Remove about half the garlic-tomato-pepper mix to use later, and beginning layering the "tagine." With the heat on low, nestle the potatoes into the tomato mixture left in the bottom of the pot. Then nestle the fish into the potatoes. Then scatter the olives, nestling them in, too.
Poor water or stock about 2/3 of the way to the top of the fish (the steam will do the rest of the work), and raise the heat to medium until the water boils. Reduce to a gentle simmer, cover, and cook for about 20 minutes until the fish is just cooked (you want that nice, flaky, poached-fish texture). Don't stir too much because you don't want to break up the fish (you may not need to stir at all).
Serve either on top of cous cous, or with cous cous on the side, with feta and cucumber salad if you'd like.

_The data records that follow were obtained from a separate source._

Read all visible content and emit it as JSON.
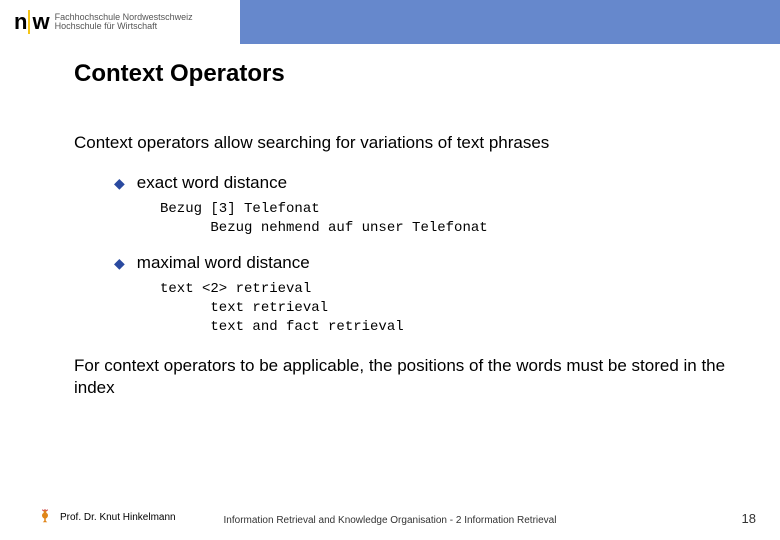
{
  "header": {
    "logo_line1": "Fachhochschule Nordwestschweiz",
    "logo_line2": "Hochschule für Wirtschaft"
  },
  "title": "Context Operators",
  "intro": "Context operators allow searching for variations of text phrases",
  "bullets": [
    {
      "label": "exact word distance",
      "code": "Bezug [3] Telefonat\n      Bezug nehmend auf unser Telefonat"
    },
    {
      "label": "maximal word distance",
      "code": "text <2> retrieval\n      text retrieval\n      text and fact retrieval"
    }
  ],
  "outro": "For context operators to be applicable, the positions of the words must be stored in the index",
  "footer": {
    "author": "Prof. Dr. Knut Hinkelmann",
    "center": "Information Retrieval and Knowledge Organisation - 2 Information Retrieval",
    "page": "18"
  }
}
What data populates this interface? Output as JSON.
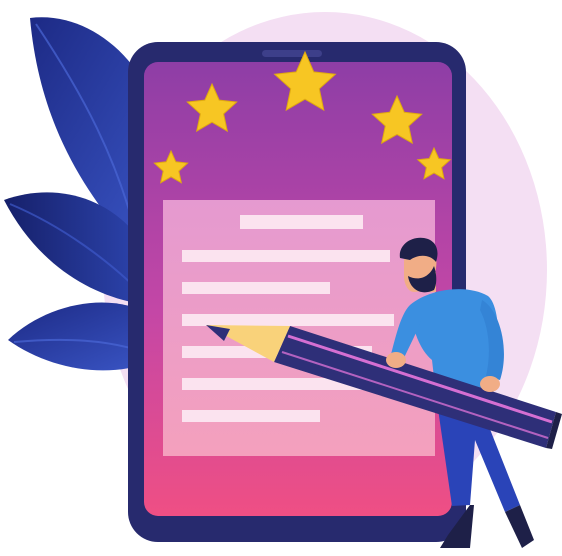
{
  "illustration": {
    "subject": "rating-review-form",
    "stars_shown": 5,
    "icons": [
      "star-icon",
      "pencil-icon",
      "tablet-icon",
      "leaf-icon",
      "person-figure"
    ],
    "colors": {
      "background_blob": "#f3dcf3",
      "tablet_frame": "#272a6e",
      "screen_top": "#8e3ea6",
      "screen_bottom": "#ef4f84",
      "form_panel": "#f4a9cd",
      "form_lines": "#fbe3ef",
      "star": "#f7c623",
      "leaf_dark": "#1f2a7a",
      "leaf_light": "#3a55c4",
      "pencil_body": "#2e2f78",
      "pencil_stripe": "#d56fd2",
      "pencil_wood": "#f9d27a",
      "shirt": "#3b8fe0",
      "pants": "#2a44b8",
      "hair": "#1e2048",
      "skin": "#f1ad86"
    }
  }
}
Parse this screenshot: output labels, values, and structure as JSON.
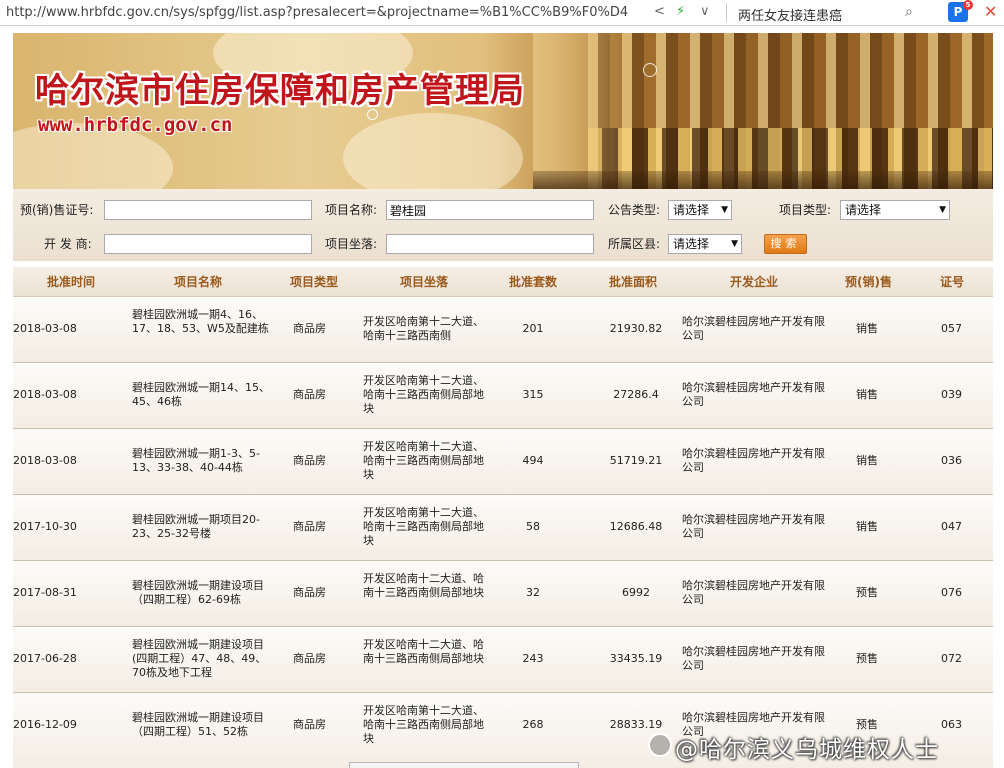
{
  "browser": {
    "url": "http://www.hrbfdc.gov.cn/sys/spfgg/list.asp?presalecert=&projectname=%B1%CC%B9%F0%D4",
    "hot_search": "两任女友接连患癌",
    "ext_badge": "5"
  },
  "banner": {
    "title": "哈尔滨市住房保障和房产管理局",
    "site": "www.hrbfdc.gov.cn"
  },
  "form": {
    "presale_label": "预(销)售证号:",
    "presale_value": "",
    "project_name_label": "项目名称:",
    "project_name_value": "碧桂园",
    "notice_type_label": "公告类型:",
    "notice_type_value": "请选择",
    "project_type_label": "项目类型:",
    "project_type_value": "请选择",
    "developer_label": "开 发 商:",
    "developer_value": "",
    "location_label": "项目坐落:",
    "location_value": "",
    "district_label": "所属区县:",
    "district_value": "请选择",
    "search_button": "搜索"
  },
  "table": {
    "headers": [
      "批准时间",
      "项目名称",
      "项目类型",
      "项目坐落",
      "批准套数",
      "批准面积",
      "开发企业",
      "预(销)售",
      "证号"
    ],
    "rows": [
      {
        "date": "2018-03-08",
        "name": "碧桂园欧洲城一期4、16、17、18、53、W5及配建栋",
        "type": "商品房",
        "location": "开发区哈南第十二大道、哈南十三路西南侧",
        "units": "201",
        "area": "21930.82",
        "developer": "哈尔滨碧桂园房地产开发有限公司",
        "sale": "销售",
        "cert": "057"
      },
      {
        "date": "2018-03-08",
        "name": "碧桂园欧洲城一期14、15、45、46栋",
        "type": "商品房",
        "location": "开发区哈南第十二大道、哈南十三路西南侧局部地块",
        "units": "315",
        "area": "27286.4",
        "developer": "哈尔滨碧桂园房地产开发有限公司",
        "sale": "销售",
        "cert": "039"
      },
      {
        "date": "2018-03-08",
        "name": "碧桂园欧洲城一期1-3、5-13、33-38、40-44栋",
        "type": "商品房",
        "location": "开发区哈南第十二大道、哈南十三路西南侧局部地块",
        "units": "494",
        "area": "51719.21",
        "developer": "哈尔滨碧桂园房地产开发有限公司",
        "sale": "销售",
        "cert": "036"
      },
      {
        "date": "2017-10-30",
        "name": "碧桂园欧洲城一期项目20-23、25-32号楼",
        "type": "商品房",
        "location": "开发区哈南第十二大道、哈南十三路西南侧局部地块",
        "units": "58",
        "area": "12686.48",
        "developer": "哈尔滨碧桂园房地产开发有限公司",
        "sale": "销售",
        "cert": "047"
      },
      {
        "date": "2017-08-31",
        "name": "碧桂园欧洲城一期建设项目（四期工程）62-69栋",
        "type": "商品房",
        "location": "开发区哈南十二大道、哈南十三路西南侧局部地块",
        "units": "32",
        "area": "6992",
        "developer": "哈尔滨碧桂园房地产开发有限公司",
        "sale": "预售",
        "cert": "076"
      },
      {
        "date": "2017-06-28",
        "name": "碧桂园欧洲城一期建设项目(四期工程）47、48、49、70栋及地下工程",
        "type": "商品房",
        "location": "开发区哈南十二大道、哈南十三路西南侧局部地块",
        "units": "243",
        "area": "33435.19",
        "developer": "哈尔滨碧桂园房地产开发有限公司",
        "sale": "预售",
        "cert": "072"
      },
      {
        "date": "2016-12-09",
        "name": "碧桂园欧洲城一期建设项目（四期工程）51、52栋",
        "type": "商品房",
        "location": "开发区哈南第十二大道、哈南十三路西南侧局部地块",
        "units": "268",
        "area": "28833.19",
        "developer": "哈尔滨碧桂园房地产开发有限公司",
        "sale": "预售",
        "cert": "063"
      }
    ]
  },
  "watermark": "@哈尔滨义乌城维权人士"
}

You have a few options here. You want to start with a cup and half (260 grams) of uncooked cous cous (you could also use the larger Israeli cous cous). If you want keep it simple, just cover it with two cups of boiling (480ml) in a metal bowl, cover the bowl for five minutes, and then, as everybody tells you, fluff it with a fork and season with salt. Alternatively, cook 1/3 cup of chopped onions or leek (maybe half a small onion or leek) in a tablespoon of oil in a small pan over low heat, then add one and a half teaspoons of ras el hanout spice mix, or just a half a teaspoon of either cumin or cinnamon (or half a teaspoon of each), and keep going until everything is cooked down; you could also add some chopped tomato (half a large tomato or one small one) when you add the spices. Season the veg and spices generously with salt and pepper, mix it together with the uncooked cous cous in a metal bowl, and then, as described above, cover with two cups water, mix, cover, let sit five minutes, then fluff with a fork. If you want to add more substance to the meal, mix up to 3/4 cup (125g) of cooked chickpeas into the couscous.
Cucumber and feta salad
You need a quarter to a half a pound (115 to 225 grams) of good marinated feta here. It's worth splurging on this. And then you need one small or half a large cucumber. Use a peeler to remove most of the peel, leaving some dark green strips on the cucumber. Cut the cucumber in half lengthwise, scrape out the seeds, and then slice half-moon shapes that are about a quarter of an inch (half a centimeter) thick. All you need to do is mix the cucumber together with the feta and its marinade, breaking up the feta a bit, and you have a nice little side salad. You probably don't need to add additional salt and pepper, but of course you can. You can also mix in extra olive oil, some lemon juice, and/or some finely chopped dill, parsley, mint, or cilantro--or preserved lemon--depending upon the texture, taste, and mix of flavors you want. Or you could substitute thick/strained/Greek/Turkish yogurt for the marinated feta and follow the recipe above without the extra olive oil or lemon, or just serve yogurt on its own instead.